I’ll just focus on the discussion of ‘Shariah’.  It’s pretty ambiguous.  It could be glossed as meaning that hudud punishments are a perversion and that true ‘Shariah’ is something reassuringly benign (if vague).  Yet presumably Muslims who support the harshest penalties in an ideal state would concur that Shariah means ‘treating all human beings in the best manner’.  So the whole argument is rather circular.

Having looked into the views of the two authors, they do at the very least seem to want to contextualise and modernise hudud punishments out of the picture.  But implicit here is approval of the way these, hanging over one as a hypothetical threat, chill freedom of action and expression – even though the author is seeking to reassure those concerned by violent penalties.

These laws are subject to lengthy discussion in the books of Islamic jurisprudence which place upon them such stringent conditions as to render their application essentially obsolete[32]—and this is precisely in line with the Prophet’s emphasis on the hudood serving primarily as psychological deterrents and encouraging his followers not to apply them

The Huff Po piece is a frustrating article in some ways, partly because the authors certainly make some fair observations in their analysis of anti-Islam excesses in the US.  The concluding paragraphs are typical in combining reasonable points with more dubious assertions.

Islamophobes begin by defining and imposing their definitions of Islamic terms (such as Shariah and Jihad) in ways that fit the above narrative, and then demand that Muslims reject the terms and texts as they have portrayed them, or risk being deemed extremists for clarifying their meanings. This puts Muslims in an impossible catch-22: Either reject the terms, texts, and tenets of their faith to avoid persecution, or offer the mainstream Muslim interpretation of these “problematic texts” and be accused of taqiyya.

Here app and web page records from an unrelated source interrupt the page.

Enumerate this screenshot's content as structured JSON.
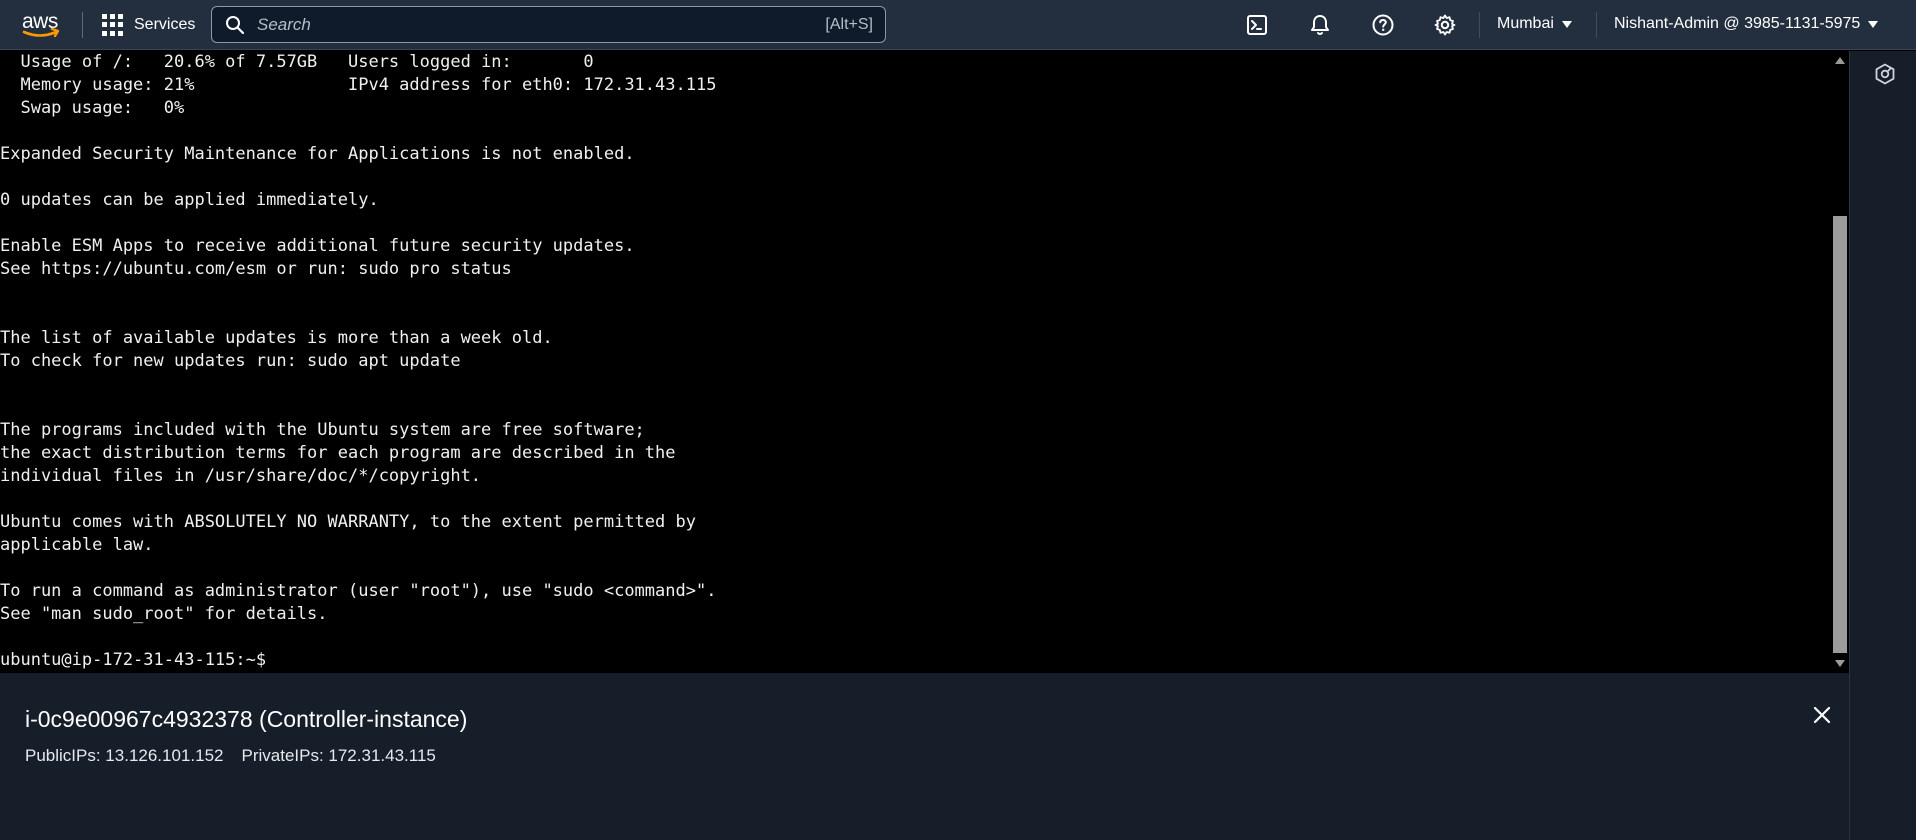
{
  "nav": {
    "logo_text": "aws",
    "services_label": "Services",
    "search_placeholder": "Search",
    "search_shortcut": "[Alt+S]",
    "region": "Mumbai",
    "account": "Nishant-Admin @ 3985-1131-5975",
    "icons": [
      "cloudshell-icon",
      "notifications-icon",
      "help-icon",
      "settings-icon"
    ]
  },
  "terminal": {
    "lines": [
      "  Usage of /:   20.6% of 7.57GB   Users logged in:       0",
      "  Memory usage: 21%               IPv4 address for eth0: 172.31.43.115",
      "  Swap usage:   0%",
      "",
      "Expanded Security Maintenance for Applications is not enabled.",
      "",
      "0 updates can be applied immediately.",
      "",
      "Enable ESM Apps to receive additional future security updates.",
      "See https://ubuntu.com/esm or run: sudo pro status",
      "",
      "",
      "The list of available updates is more than a week old.",
      "To check for new updates run: sudo apt update",
      "",
      "",
      "The programs included with the Ubuntu system are free software;",
      "the exact distribution terms for each program are described in the",
      "individual files in /usr/share/doc/*/copyright.",
      "",
      "Ubuntu comes with ABSOLUTELY NO WARRANTY, to the extent permitted by",
      "applicable law.",
      "",
      "To run a command as administrator (user \"root\"), use \"sudo <command>\".",
      "See \"man sudo_root\" for details.",
      "",
      "ubuntu@ip-172-31-43-115:~$"
    ]
  },
  "instance": {
    "title": "i-0c9e00967c4932378 (Controller-instance)",
    "public_ips": "PublicIPs: 13.126.101.152",
    "private_ips": "PrivateIPs: 172.31.43.115"
  },
  "colors": {
    "nav_bg": "#232f3e",
    "panel_bg": "#161e2a",
    "terminal_bg": "#000000",
    "terminal_fg": "#f0f0f0"
  }
}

I’m quite sympathetic to this – I don’t think Muslims should be asked to condemn ‘Shariah’ as it has a capacious meaning which need not, I don’t think, include support for hudud punishments.  I’m also perfectly fine with Muslims who want to reclaim the term ‘Jihad’ as in the ‘My Jihad’ bus poster campaign of a few years ago. However what is more problematic is the implied insistence here that these very benign views are unambiguously ‘mainstream’.  If they had said ‘correct’ or ‘authentic’, that would have been preferable; every believer is likely to be sure their reading of their faith is the right one even if it’s a minority opinion.

Islamophobes complain that the word “Islamophobia” is a buzzword to shut down criticism of Islam, arguing that they just want to have a critical discussion on the subject. However, they use the term “taqiyya” in the very same fashion to deny mainstream Muslims the right to express their own narrative which represents the vast majority of Muslims worldwide. Think about how impossible a situation this becomes: it may start with the falsehood that Muslims don’t condemn terrorism, then when proof is put forth that they actually do (see, they’re told that they’re lying and concealing their true intentions.

It’s certainly true that you can find countless examples of Muslims condemning terrorism right along the spectrum of reformist and conservative views, as well as people unfairly moaning that Muslims don’t say or do enough.  But terrorism isn’t the only concern people have, and the authors themselves have already brought Sharia and jihad into the equation. It’s very difficult to say what ‘mainstream’ Muslim views are – I think the authors would associate these with the views of liberal American Muslims, but it’s not at all clear that these represent the Muslim majority worldwide.  If the authors had said

However, they use the term “taqiyya” in the very same fashion to question the integrity of liberal, secular Muslims

I’d have been more fully on board.

* Jonathan Brown, also of the Yaqeen Institute, caused controversy earlier this year you may remember.